Background: Extensive media reporting of suicide events has been indicated as a contributing factor to the upsurge in suicide rates in Taiwan in the past decade.
Aims: The study compares gender differences in sociodemographic profiles and method of suicide selectively reported in the newspapers and all suicide cases registered in official death records. It also identifies gender differences in media reports of suicides.
Methods: Articles reporting suicide news from four major newspapers in Taiwan (China Times, United Daily, Liberty Times, and Apple Daily) in 2009 were retrieved and analyzed. Gender differences in sociodemographic profiles of suicides reported in the newspapers and official records of all suicide deaths were compared. Any gender differences in newspaper depictions of contributing factors of suicide and situations surrounding the suicidal acts were compared.
Results: Newspapers in Taiwan tended to overreport unusual methods of suicide among men and extended suicide among women. The reasons for suicide in men were more frequently portrayed as work-related or after legal problems, whereas in women suicide was more frequently framed as due to mental illness or relationship problems. The news media tended to underreport mental illness as a reason for suicide in men.
Limitation: The analysis was based solely on news reporting in the four major newspapers during the year 2009.

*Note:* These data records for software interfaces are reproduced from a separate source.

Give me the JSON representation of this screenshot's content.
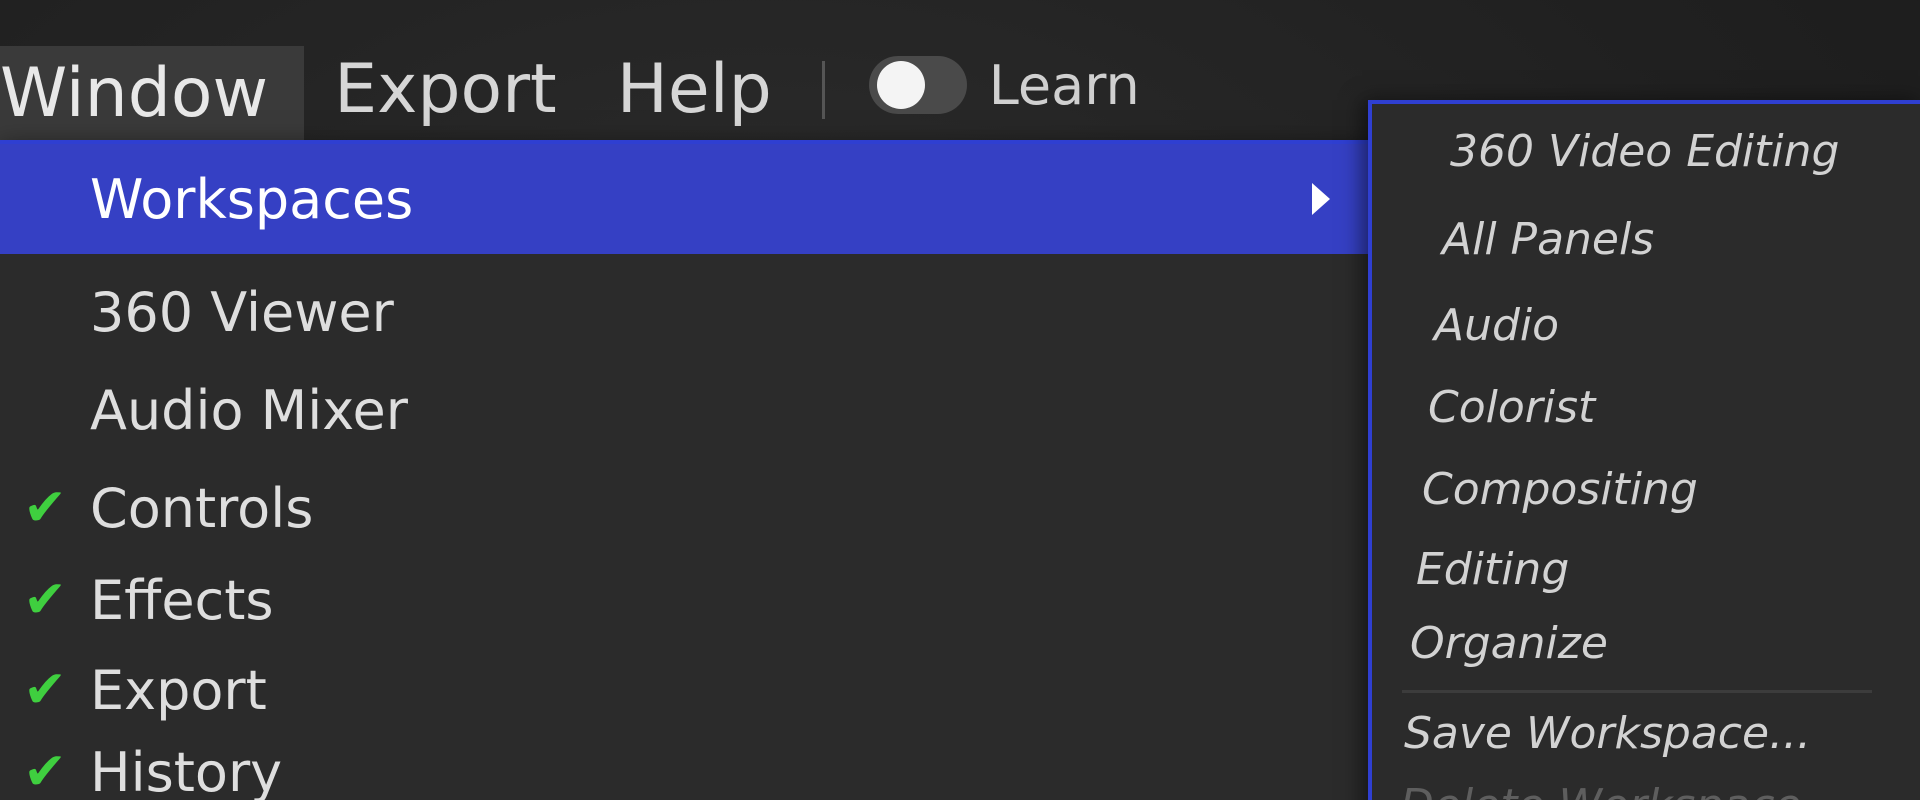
{
  "menubar": {
    "items": [
      {
        "label": "Window",
        "active": true
      },
      {
        "label": "Export",
        "active": false
      },
      {
        "label": "Help",
        "active": false
      }
    ],
    "learn_toggle": {
      "label": "Learn",
      "on": false
    }
  },
  "window_menu": {
    "items": [
      {
        "label": "Workspaces",
        "checked": false,
        "has_submenu": true,
        "highlighted": true
      },
      {
        "label": "360 Viewer",
        "checked": false
      },
      {
        "label": "Audio Mixer",
        "checked": false
      },
      {
        "label": "Controls",
        "checked": true
      },
      {
        "label": "Effects",
        "checked": true
      },
      {
        "label": "Export",
        "checked": true
      },
      {
        "label": "History",
        "checked": true
      }
    ]
  },
  "workspaces_submenu": {
    "items": [
      {
        "label": "360 Video Editing"
      },
      {
        "label": "All Panels"
      },
      {
        "label": "Audio"
      },
      {
        "label": "Colorist"
      },
      {
        "label": "Compositing"
      },
      {
        "label": "Editing"
      },
      {
        "label": "Organize"
      }
    ],
    "actions": [
      {
        "label": "Save Workspace..."
      },
      {
        "label": "Delete Workspace..."
      }
    ]
  },
  "colors": {
    "highlight": "#3540c4",
    "accent_border": "#2f3fd1",
    "check": "#3fcf3f",
    "menu_bg": "#2b2b2b"
  },
  "icons": {
    "check": "checkmark-icon",
    "submenu_arrow": "triangle-right-icon"
  }
}
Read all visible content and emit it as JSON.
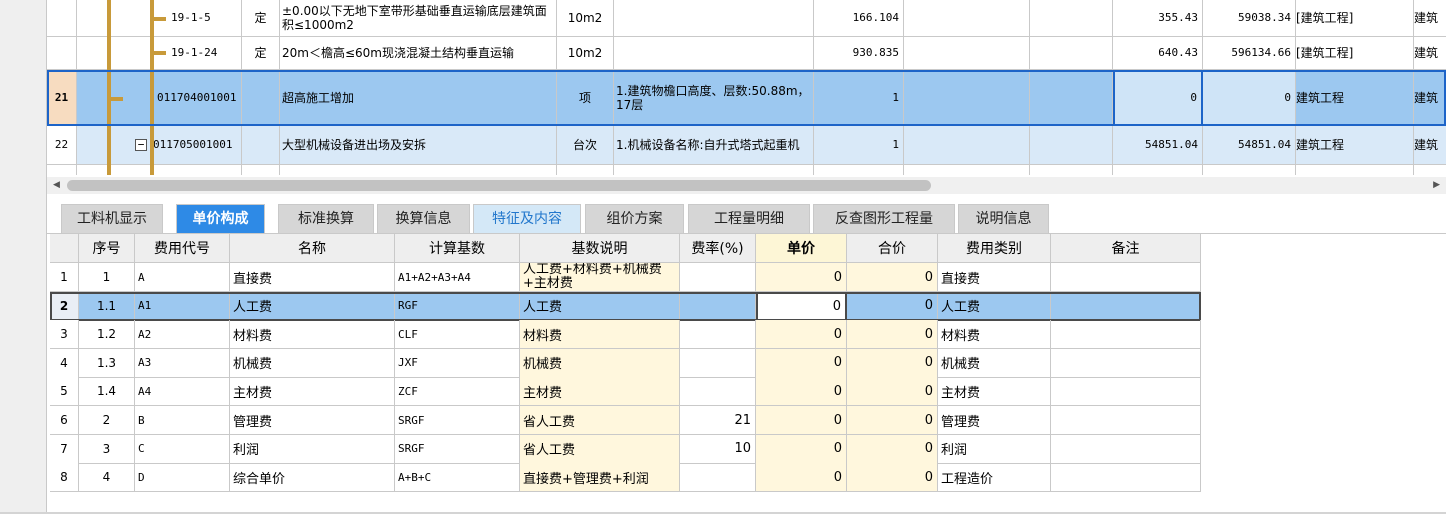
{
  "upper_rows": [
    {
      "rownum": "",
      "code": "19-1-5",
      "type": "定",
      "name": "±0.00以下无地下室带形基础垂直运输底层建筑面积≤1000m2",
      "unit": "10m2",
      "feature": "",
      "qty": "166.104",
      "price": "355.43",
      "total": "59038.34",
      "cat": "[建筑工程]",
      "cat2": "建筑"
    },
    {
      "rownum": "",
      "code": "19-1-24",
      "type": "定",
      "name": "20m＜檐高≤60m现浇混凝土结构垂直运输",
      "unit": "10m2",
      "feature": "",
      "qty": "930.835",
      "price": "640.43",
      "total": "596134.66",
      "cat": "[建筑工程]",
      "cat2": "建筑"
    },
    {
      "rownum": "21",
      "code": "011704001001",
      "type": "",
      "name": "超高施工增加",
      "unit": "项",
      "feature": "1.建筑物檐口高度、层数:50.88m，17层",
      "qty": "1",
      "price": "0",
      "total": "0",
      "cat": "建筑工程",
      "cat2": "建筑"
    },
    {
      "rownum": "22",
      "code": "011705001001",
      "type": "",
      "name": "大型机械设备进出场及安拆",
      "unit": "台次",
      "feature": "1.机械设备名称:自升式塔式起重机",
      "qty": "1",
      "price": "54851.04",
      "total": "54851.04",
      "cat": "建筑工程",
      "cat2": "建筑"
    }
  ],
  "tree_toggle": "−",
  "scroll": {
    "left": "◀",
    "right": "▶"
  },
  "tabs": [
    {
      "label": "工料机显示"
    },
    {
      "label": "单价构成"
    },
    {
      "label": "标准换算"
    },
    {
      "label": "换算信息"
    },
    {
      "label": "特征及内容"
    },
    {
      "label": "组价方案"
    },
    {
      "label": "工程量明细"
    },
    {
      "label": "反查图形工程量"
    },
    {
      "label": "说明信息"
    }
  ],
  "lower_headers": [
    "",
    "序号",
    "费用代号",
    "名称",
    "计算基数",
    "基数说明",
    "费率(%)",
    "单价",
    "合价",
    "费用类别",
    "备注"
  ],
  "lower_rows": [
    {
      "n": "1",
      "seq": "1",
      "code": "A",
      "name": "直接费",
      "base": "A1+A2+A3+A4",
      "desc": "人工费+材料费+机械费+主材费",
      "rate": "",
      "unit_price": "0",
      "total": "0",
      "category": "直接费",
      "note": ""
    },
    {
      "n": "2",
      "seq": "1.1",
      "code": "A1",
      "name": "人工费",
      "base": "RGF",
      "desc": "人工费",
      "rate": "",
      "unit_price": "0",
      "total": "0",
      "category": "人工费",
      "note": ""
    },
    {
      "n": "3",
      "seq": "1.2",
      "code": "A2",
      "name": "材料费",
      "base": "CLF",
      "desc": "材料费",
      "rate": "",
      "unit_price": "0",
      "total": "0",
      "category": "材料费",
      "note": ""
    },
    {
      "n": "4",
      "seq": "1.3",
      "code": "A3",
      "name": "机械费",
      "base": "JXF",
      "desc": "机械费",
      "rate": "",
      "unit_price": "0",
      "total": "0",
      "category": "机械费",
      "note": ""
    },
    {
      "n": "5",
      "seq": "1.4",
      "code": "A4",
      "name": "主材费",
      "base": "ZCF",
      "desc": "主材费",
      "rate": "",
      "unit_price": "0",
      "total": "0",
      "category": "主材费",
      "note": ""
    },
    {
      "n": "6",
      "seq": "2",
      "code": "B",
      "name": "管理费",
      "base": "SRGF",
      "desc": "省人工费",
      "rate": "21",
      "unit_price": "0",
      "total": "0",
      "category": "管理费",
      "note": ""
    },
    {
      "n": "7",
      "seq": "3",
      "code": "C",
      "name": "利润",
      "base": "SRGF",
      "desc": "省人工费",
      "rate": "10",
      "unit_price": "0",
      "total": "0",
      "category": "利润",
      "note": ""
    },
    {
      "n": "8",
      "seq": "4",
      "code": "D",
      "name": "综合单价",
      "base": "A+B+C",
      "desc": "直接费+管理费+利润",
      "rate": "",
      "unit_price": "0",
      "total": "0",
      "category": "工程造价",
      "note": ""
    }
  ],
  "colors": {
    "accent": "#2e8ae6",
    "selected_row": "#9cc8f0",
    "hover_row": "#d9e9f8",
    "yellow_cell": "#fff7dd",
    "border": "#c9c9c9"
  }
}
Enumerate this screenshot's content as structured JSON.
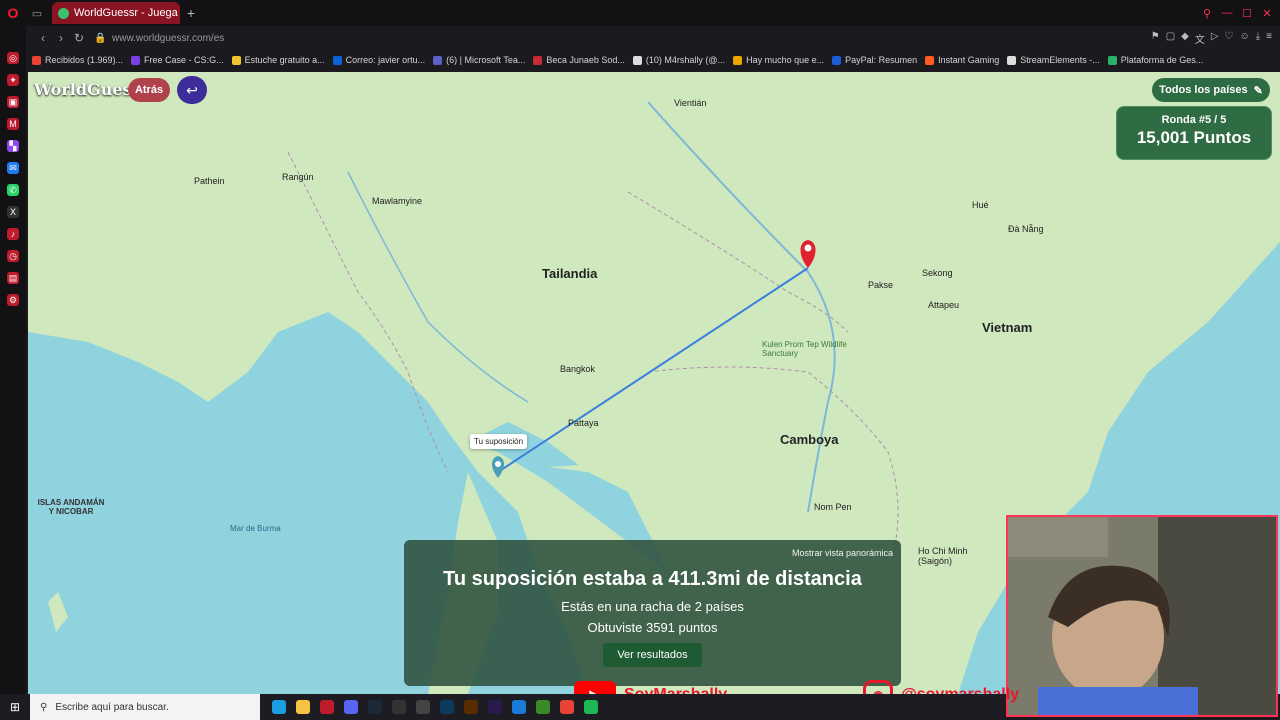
{
  "browser": {
    "tab_title": "WorldGuessr - Juega Geo...",
    "url": "www.worldguessr.com/es",
    "bookmarks": [
      {
        "label": "Recibidos (1.969)...",
        "color": "#ea4335"
      },
      {
        "label": "Free Case - CS:G...",
        "color": "#7b3fe4"
      },
      {
        "label": "Estuche gratuito a...",
        "color": "#f2c230"
      },
      {
        "label": "Correo: javier ortu...",
        "color": "#0a64d6"
      },
      {
        "label": "(6) | Microsoft Tea...",
        "color": "#5b5fc7"
      },
      {
        "label": "Beca Junaeb Sod...",
        "color": "#c92a3a"
      },
      {
        "label": "(10) M4rshally (@...",
        "color": "#dddddd"
      },
      {
        "label": "Hay mucho que e...",
        "color": "#f0a500"
      },
      {
        "label": "PayPal: Resumen",
        "color": "#1d5bd6"
      },
      {
        "label": "Instant Gaming",
        "color": "#ff5a1f"
      },
      {
        "label": "StreamElements -...",
        "color": "#dddddd"
      },
      {
        "label": "Plataforma de Ges...",
        "color": "#2ab26a"
      }
    ]
  },
  "game": {
    "logo": "WorldGuessr",
    "back_label": "Atrás",
    "all_countries_label": "Todos los países",
    "round_label": "Ronda #5 / 5",
    "points_label": "15,001 Puntos",
    "guess_pin_label": "Tu suposición"
  },
  "map": {
    "countries": [
      "Tailandia",
      "Camboya",
      "Vietnam"
    ],
    "cities": [
      "Bangkok",
      "Vientián",
      "Nom Pen",
      "Đà Nẵng",
      "Hué",
      "Pakse",
      "Sekong",
      "Attapeu",
      "Pattaya",
      "Rangún",
      "Pathein",
      "Mawlamyine"
    ],
    "misc_labels": [
      "Mar de Burma",
      "ISLAS ANDAMÁN Y NICOBAR",
      "Kulen Prom Tep Wildlife Sanctuary",
      "Ho Chi Minh (Saigón)"
    ]
  },
  "result": {
    "panorama_label": "Mostrar vista panorámica",
    "title": "Tu suposición estaba a 411.3mi de distancia",
    "streak": "Estás en una racha de 2 países",
    "points": "Obtuviste 3591 puntos",
    "view_results": "Ver resultados"
  },
  "overlay": {
    "youtube_handle": "SoyMarshally",
    "instagram_handle": "@soymarshally"
  },
  "taskbar": {
    "search_placeholder": "Escribe aquí para buscar."
  },
  "colors": {
    "water": "#8fd3de",
    "land": "#cfe8bd",
    "line": "#3a7ee0",
    "pin": "#e0212f"
  }
}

Conclusions: Media representation of suicide generally follow societal-gendered assumptions of acceptable/unacceptable behaviors. Media professionals should be more careful and responsible in reporting suicide news and avoid any gender bias in their framing of suicide stories. Sensitive rather than sensational reporting should be promoted in order not to reinforce the myths of suicides in the community.